Every record below is to be restated word for word.

§

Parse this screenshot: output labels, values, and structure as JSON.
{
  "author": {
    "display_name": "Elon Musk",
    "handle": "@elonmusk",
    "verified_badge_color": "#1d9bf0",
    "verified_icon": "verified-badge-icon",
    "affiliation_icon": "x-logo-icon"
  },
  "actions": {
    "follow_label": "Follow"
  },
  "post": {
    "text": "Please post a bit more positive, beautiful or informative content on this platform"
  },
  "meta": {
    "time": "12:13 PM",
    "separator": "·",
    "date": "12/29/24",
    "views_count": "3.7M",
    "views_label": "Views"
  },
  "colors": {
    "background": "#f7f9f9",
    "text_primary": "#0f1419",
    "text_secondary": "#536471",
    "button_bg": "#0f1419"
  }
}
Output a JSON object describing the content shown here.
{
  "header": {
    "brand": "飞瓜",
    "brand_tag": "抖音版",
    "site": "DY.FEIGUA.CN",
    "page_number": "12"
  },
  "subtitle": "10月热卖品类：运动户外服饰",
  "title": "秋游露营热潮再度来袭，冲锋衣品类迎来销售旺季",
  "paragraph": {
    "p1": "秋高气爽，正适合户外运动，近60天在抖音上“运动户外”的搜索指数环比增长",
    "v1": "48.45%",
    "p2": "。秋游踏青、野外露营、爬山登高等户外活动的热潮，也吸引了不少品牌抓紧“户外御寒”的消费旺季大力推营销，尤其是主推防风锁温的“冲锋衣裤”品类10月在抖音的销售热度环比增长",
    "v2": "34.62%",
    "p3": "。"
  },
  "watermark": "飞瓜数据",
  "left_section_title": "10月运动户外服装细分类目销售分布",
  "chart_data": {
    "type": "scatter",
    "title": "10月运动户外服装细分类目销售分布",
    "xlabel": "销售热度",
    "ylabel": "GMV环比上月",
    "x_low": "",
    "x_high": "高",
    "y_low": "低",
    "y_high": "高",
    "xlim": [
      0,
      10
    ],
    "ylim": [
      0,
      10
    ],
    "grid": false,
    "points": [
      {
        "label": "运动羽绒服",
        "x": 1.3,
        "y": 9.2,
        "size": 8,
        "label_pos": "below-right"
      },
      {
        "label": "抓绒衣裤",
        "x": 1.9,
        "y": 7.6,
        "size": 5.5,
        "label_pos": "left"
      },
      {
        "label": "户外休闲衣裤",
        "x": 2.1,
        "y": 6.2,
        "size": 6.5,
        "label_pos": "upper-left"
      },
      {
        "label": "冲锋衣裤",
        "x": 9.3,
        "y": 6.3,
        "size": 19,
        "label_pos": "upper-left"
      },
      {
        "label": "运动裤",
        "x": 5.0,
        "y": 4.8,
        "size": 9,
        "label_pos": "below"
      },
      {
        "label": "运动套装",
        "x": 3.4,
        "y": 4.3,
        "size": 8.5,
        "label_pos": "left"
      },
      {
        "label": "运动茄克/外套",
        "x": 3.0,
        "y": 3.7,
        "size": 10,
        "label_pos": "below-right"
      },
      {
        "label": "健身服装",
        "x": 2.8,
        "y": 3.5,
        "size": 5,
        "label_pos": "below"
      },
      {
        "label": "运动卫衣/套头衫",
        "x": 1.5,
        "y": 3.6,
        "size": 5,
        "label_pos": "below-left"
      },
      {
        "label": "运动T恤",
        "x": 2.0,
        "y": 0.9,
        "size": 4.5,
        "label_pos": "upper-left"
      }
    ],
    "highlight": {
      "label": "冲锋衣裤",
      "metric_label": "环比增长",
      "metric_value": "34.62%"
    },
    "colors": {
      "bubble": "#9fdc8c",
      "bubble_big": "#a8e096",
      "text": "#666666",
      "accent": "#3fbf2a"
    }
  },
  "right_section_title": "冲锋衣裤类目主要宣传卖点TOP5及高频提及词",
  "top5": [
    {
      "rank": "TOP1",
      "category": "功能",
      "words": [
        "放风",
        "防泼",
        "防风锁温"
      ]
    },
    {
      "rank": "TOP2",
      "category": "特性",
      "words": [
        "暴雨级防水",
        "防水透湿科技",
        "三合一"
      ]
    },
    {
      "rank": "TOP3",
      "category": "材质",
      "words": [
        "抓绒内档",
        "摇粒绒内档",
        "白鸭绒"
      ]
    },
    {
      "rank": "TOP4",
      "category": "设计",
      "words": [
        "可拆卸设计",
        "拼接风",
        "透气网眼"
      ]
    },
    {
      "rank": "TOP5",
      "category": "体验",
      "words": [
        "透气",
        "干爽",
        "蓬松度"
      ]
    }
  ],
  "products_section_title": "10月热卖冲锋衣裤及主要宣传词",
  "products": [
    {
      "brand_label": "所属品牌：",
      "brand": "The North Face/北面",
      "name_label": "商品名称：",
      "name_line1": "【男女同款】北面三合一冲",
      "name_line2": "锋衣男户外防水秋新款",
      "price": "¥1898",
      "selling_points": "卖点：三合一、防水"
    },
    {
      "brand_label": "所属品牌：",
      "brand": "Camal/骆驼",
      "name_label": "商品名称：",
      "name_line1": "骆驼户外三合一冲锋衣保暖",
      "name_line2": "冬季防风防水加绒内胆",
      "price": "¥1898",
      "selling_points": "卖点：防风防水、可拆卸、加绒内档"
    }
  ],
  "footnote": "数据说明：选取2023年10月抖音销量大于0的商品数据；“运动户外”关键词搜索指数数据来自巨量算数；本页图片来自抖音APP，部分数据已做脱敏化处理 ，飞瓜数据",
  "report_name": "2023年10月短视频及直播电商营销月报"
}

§

Problem solution:
Parse this screenshot: output labels, values, and structure as JSON.
{
  "author": {
    "display_name": "Elon Musk",
    "handle": "@elonmusk",
    "verified_badge_color": "#1d9bf0",
    "verified_icon": "verified-badge-icon",
    "affiliation_icon": "x-logo-icon"
  },
  "actions": {
    "follow_label": "Follow"
  },
  "post": {
    "text": "Please post a bit more positive, beautiful or informative content on this platform"
  },
  "meta": {
    "time": "12:13 PM",
    "separator": "·",
    "date": "12/29/24",
    "views_count": "3.7M",
    "views_label": "Views"
  },
  "colors": {
    "background": "#f7f9f9",
    "text_primary": "#0f1419",
    "text_secondary": "#536471",
    "button_bg": "#0f1419"
  }
}
Output a JSON object describing the content shown here.
{
  "header": {
    "brand": "飞瓜",
    "brand_tag": "抖音版",
    "site": "DY.FEIGUA.CN",
    "page_number": "12"
  },
  "subtitle": "10月热卖品类：运动户外服饰",
  "title": "秋游露营热潮再度来袭，冲锋衣品类迎来销售旺季",
  "paragraph": {
    "p1": "秋高气爽，正适合户外运动，近60天在抖音上“运动户外”的搜索指数环比增长",
    "v1": "48.45%",
    "p2": "。秋游踏青、野外露营、爬山登高等户外活动的热潮，也吸引了不少品牌抓紧“户外御寒”的消费旺季大力推营销，尤其是主推防风锁温的“冲锋衣裤”品类10月在抖音的销售热度环比增长",
    "v2": "34.62%",
    "p3": "。"
  },
  "watermark": "飞瓜数据",
  "left_section_title": "10月运动户外服装细分类目销售分布",
  "chart_data": {
    "type": "scatter",
    "title": "10月运动户外服装细分类目销售分布",
    "xlabel": "销售热度",
    "ylabel": "GMV环比上月",
    "x_low": "",
    "x_high": "高",
    "y_low": "低",
    "y_high": "高",
    "xlim": [
      0,
      10
    ],
    "ylim": [
      0,
      10
    ],
    "grid": false,
    "points": [
      {
        "label": "运动羽绒服",
        "x": 1.3,
        "y": 9.2,
        "size": 8,
        "label_pos": "below-right"
      },
      {
        "label": "抓绒衣裤",
        "x": 1.9,
        "y": 7.6,
        "size": 5.5,
        "label_pos": "left"
      },
      {
        "label": "户外休闲衣裤",
        "x": 2.1,
        "y": 6.2,
        "size": 6.5,
        "label_pos": "upper-left"
      },
      {
        "label": "冲锋衣裤",
        "x": 9.3,
        "y": 6.3,
        "size": 19,
        "label_pos": "upper-left"
      },
      {
        "label": "运动裤",
        "x": 5.0,
        "y": 4.8,
        "size": 9,
        "label_pos": "below"
      },
      {
        "label": "运动套装",
        "x": 3.4,
        "y": 4.3,
        "size": 8.5,
        "label_pos": "left"
      },
      {
        "label": "运动茄克/外套",
        "x": 3.0,
        "y": 3.7,
        "size": 10,
        "label_pos": "below-right"
      },
      {
        "label": "健身服装",
        "x": 2.8,
        "y": 3.5,
        "size": 5,
        "label_pos": "below"
      },
      {
        "label": "运动卫衣/套头衫",
        "x": 1.5,
        "y": 3.6,
        "size": 5,
        "label_pos": "below-left"
      },
      {
        "label": "运动T恤",
        "x": 2.0,
        "y": 0.9,
        "size": 4.5,
        "label_pos": "upper-left"
      }
    ],
    "highlight": {
      "label": "冲锋衣裤",
      "metric_label": "环比增长",
      "metric_value": "34.62%"
    },
    "colors": {
      "bubble": "#9fdc8c",
      "bubble_big": "#a8e096",
      "text": "#666666",
      "accent": "#3fbf2a"
    }
  },
  "right_section_title": "冲锋衣裤类目主要宣传卖点TOP5及高频提及词",
  "top5": [
    {
      "rank": "TOP1",
      "category": "功能",
      "words": [
        "放风",
        "防泼",
        "防风锁温"
      ]
    },
    {
      "rank": "TOP2",
      "category": "特性",
      "words": [
        "暴雨级防水",
        "防水透湿科技",
        "三合一"
      ]
    },
    {
      "rank": "TOP3",
      "category": "材质",
      "words": [
        "抓绒内档",
        "摇粒绒内档",
        "白鸭绒"
      ]
    },
    {
      "rank": "TOP4",
      "category": "设计",
      "words": [
        "可拆卸设计",
        "拼接风",
        "透气网眼"
      ]
    },
    {
      "rank": "TOP5",
      "category": "体验",
      "words": [
        "透气",
        "干爽",
        "蓬松度"
      ]
    }
  ],
  "products_section_title": "10月热卖冲锋衣裤及主要宣传词",
  "products": [
    {
      "brand_label": "所属品牌：",
      "brand": "The North Face/北面",
      "name_label": "商品名称：",
      "name_line1": "【男女同款】北面三合一冲",
      "name_line2": "锋衣男户外防水秋新款",
      "price": "¥1898",
      "selling_points": "卖点：三合一、防水"
    },
    {
      "brand_label": "所属品牌：",
      "brand": "Camal/骆驼",
      "name_label": "商品名称：",
      "name_line1": "骆驼户外三合一冲锋衣保暖",
      "name_line2": "冬季防风防水加绒内胆",
      "price": "¥1898",
      "selling_points": "卖点：防风防水、可拆卸、加绒内档"
    }
  ],
  "footnote": "数据说明：选取2023年10月抖音销量大于0的商品数据；“运动户外”关键词搜索指数数据来自巨量算数；本页图片来自抖音APP，部分数据已做脱敏化处理 ，飞瓜数据",
  "report_name": "2023年10月短视频及直播电商营销月报"
}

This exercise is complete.